_Assignment_
In the listing below, find each line with the string "content" and report it.

_Records supplied_
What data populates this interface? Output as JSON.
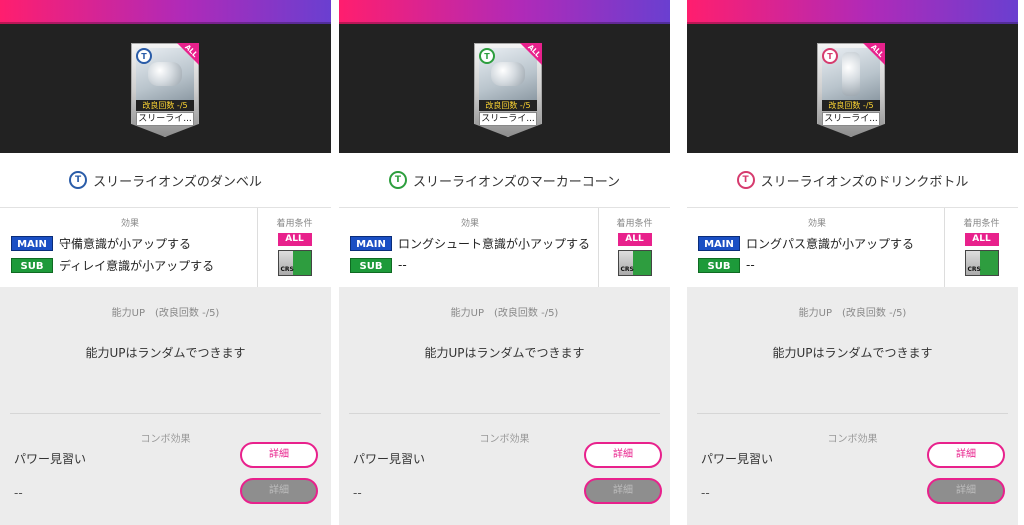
{
  "panels": [
    {
      "card": {
        "improve": "改良回数 -/5",
        "name": "スリーライ...",
        "all": "ALL",
        "icon": "t-shirt-icon"
      },
      "title": "スリーライオンズのダンベル",
      "effect_label": "効果",
      "main_tag": "MAIN",
      "main_text": "守備意識が小アップする",
      "sub_tag": "SUB",
      "sub_text": "ディレイ意識が小アップする",
      "cond_label": "着用条件",
      "cond_all": "ALL",
      "cond_crs": "CRS",
      "ability_title": "能力UP　(改良回数 -/5)",
      "ability_text": "能力UPはランダムでつきます",
      "combo_title": "コンボ効果",
      "combo_name": "パワー見習い",
      "combo_empty": "--",
      "btn_detail": "詳細",
      "btn_detail_disabled": "詳細"
    },
    {
      "card": {
        "improve": "改良回数 -/5",
        "name": "スリーライ...",
        "all": "ALL",
        "icon": "t-shirt-icon"
      },
      "title": "スリーライオンズのマーカーコーン",
      "effect_label": "効果",
      "main_tag": "MAIN",
      "main_text": "ロングシュート意識が小アップする",
      "sub_tag": "SUB",
      "sub_text": "--",
      "cond_label": "着用条件",
      "cond_all": "ALL",
      "cond_crs": "CRS",
      "ability_title": "能力UP　(改良回数 -/5)",
      "ability_text": "能力UPはランダムでつきます",
      "combo_title": "コンボ効果",
      "combo_name": "パワー見習い",
      "combo_empty": "--",
      "btn_detail": "詳細",
      "btn_detail_disabled": "詳細"
    },
    {
      "card": {
        "improve": "改良回数 -/5",
        "name": "スリーライ...",
        "all": "ALL",
        "icon": "t-shirt-icon"
      },
      "title": "スリーライオンズのドリンクボトル",
      "effect_label": "効果",
      "main_tag": "MAIN",
      "main_text": "ロングパス意識が小アップする",
      "sub_tag": "SUB",
      "sub_text": "--",
      "cond_label": "着用条件",
      "cond_all": "ALL",
      "cond_crs": "CRS",
      "ability_title": "能力UP　(改良回数 -/5)",
      "ability_text": "能力UPはランダムでつきます",
      "combo_title": "コンボ効果",
      "combo_name": "パワー見習い",
      "combo_empty": "--",
      "btn_detail": "詳細",
      "btn_detail_disabled": "詳細"
    }
  ],
  "colors": {
    "accent_pink": "#e8218c",
    "main_blue": "#1a4fc4",
    "sub_green": "#1d9a3a",
    "icon_blue": "#2a5ca8",
    "icon_green": "#2d9e3e",
    "icon_pink": "#d63b6e"
  }
}
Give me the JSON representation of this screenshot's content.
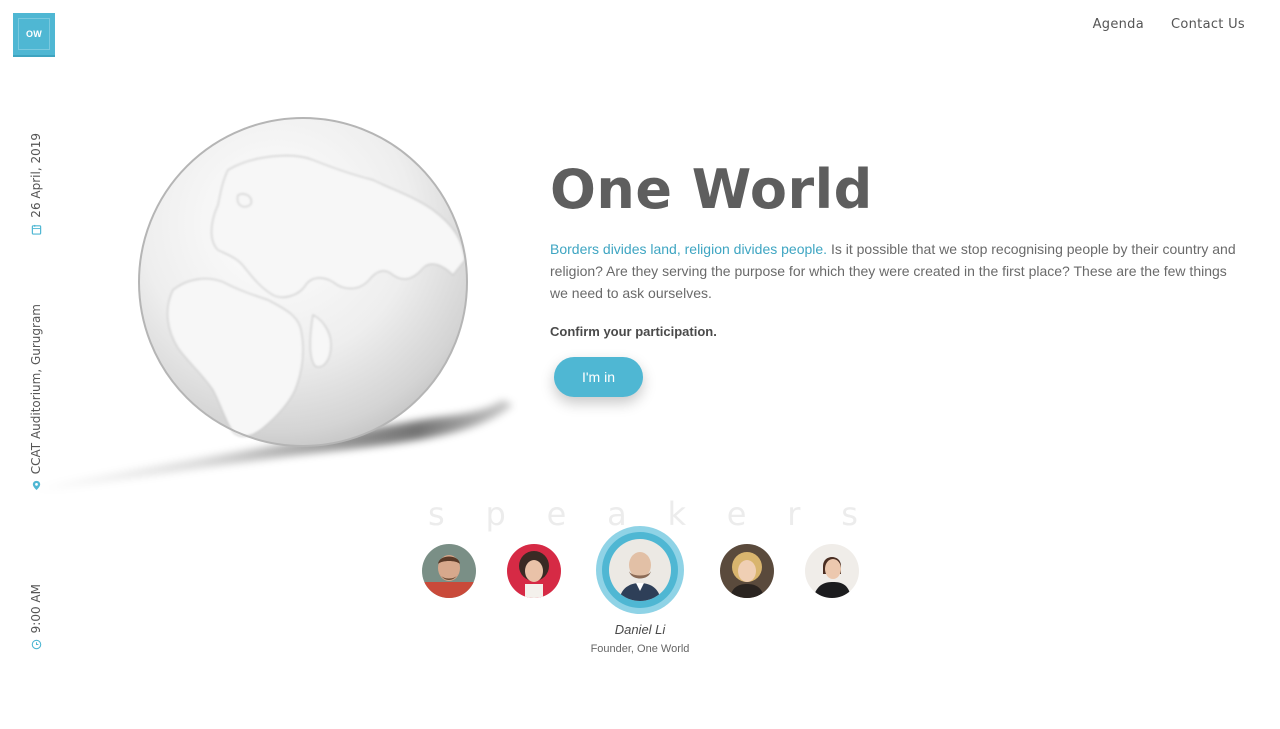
{
  "brand": {
    "logo_text": "OW",
    "accent_color": "#4fb7d3"
  },
  "nav": {
    "items": [
      "Agenda",
      "Contact Us"
    ]
  },
  "event": {
    "date": "26 April, 2019",
    "venue": "CCAT Auditorium, Gurugram",
    "time": "9:00 AM",
    "date_icon": "calendar-icon",
    "venue_icon": "location-pin-icon",
    "time_icon": "clock-icon"
  },
  "hero": {
    "title": "One World",
    "highlight": "Borders divides land, religion divides people.",
    "description": " Is it possible that we stop recognising people by their country and religion? Are they serving the purpose for which they were created in the first place? These are the few things we need to ask ourselves.",
    "confirm_text": "Confirm your participation.",
    "cta_label": "I'm in"
  },
  "speakers": {
    "heading_letters": [
      "s",
      "p",
      "e",
      "a",
      "k",
      "e",
      "r",
      "s"
    ],
    "active": {
      "name": "Daniel Li",
      "role": "Founder, One World"
    },
    "avatars": [
      {
        "label": "speaker-1",
        "bg": "#c94a3a"
      },
      {
        "label": "speaker-2",
        "bg": "#d62a45"
      },
      {
        "label": "speaker-3",
        "bg": "#e8e6e2"
      },
      {
        "label": "speaker-4",
        "bg": "#5a4a3c"
      },
      {
        "label": "speaker-5",
        "bg": "#f0ede9"
      }
    ]
  }
}
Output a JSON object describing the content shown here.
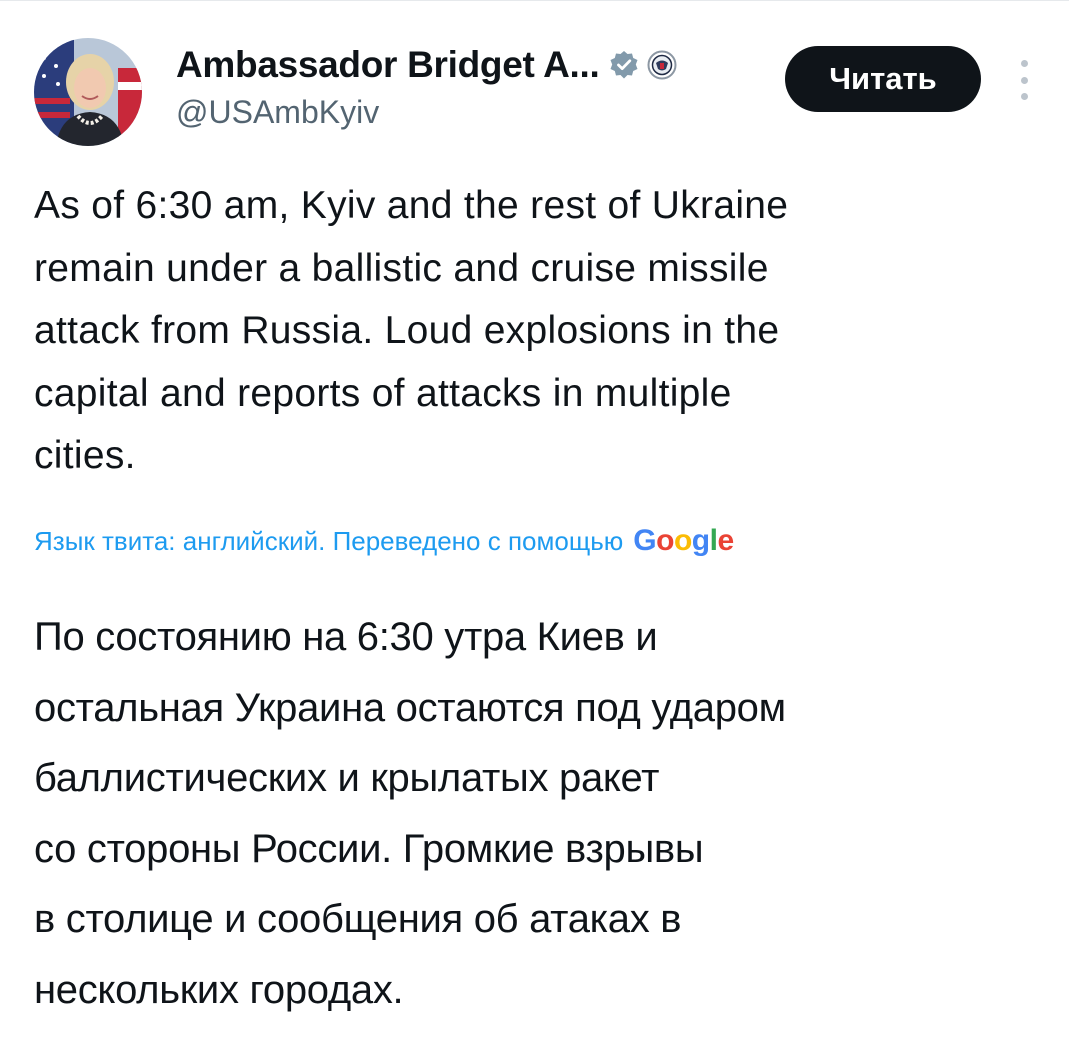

_Answer_
Give me the JSON representation of this screenshot's content.
Output a JSON object describing the content shown here.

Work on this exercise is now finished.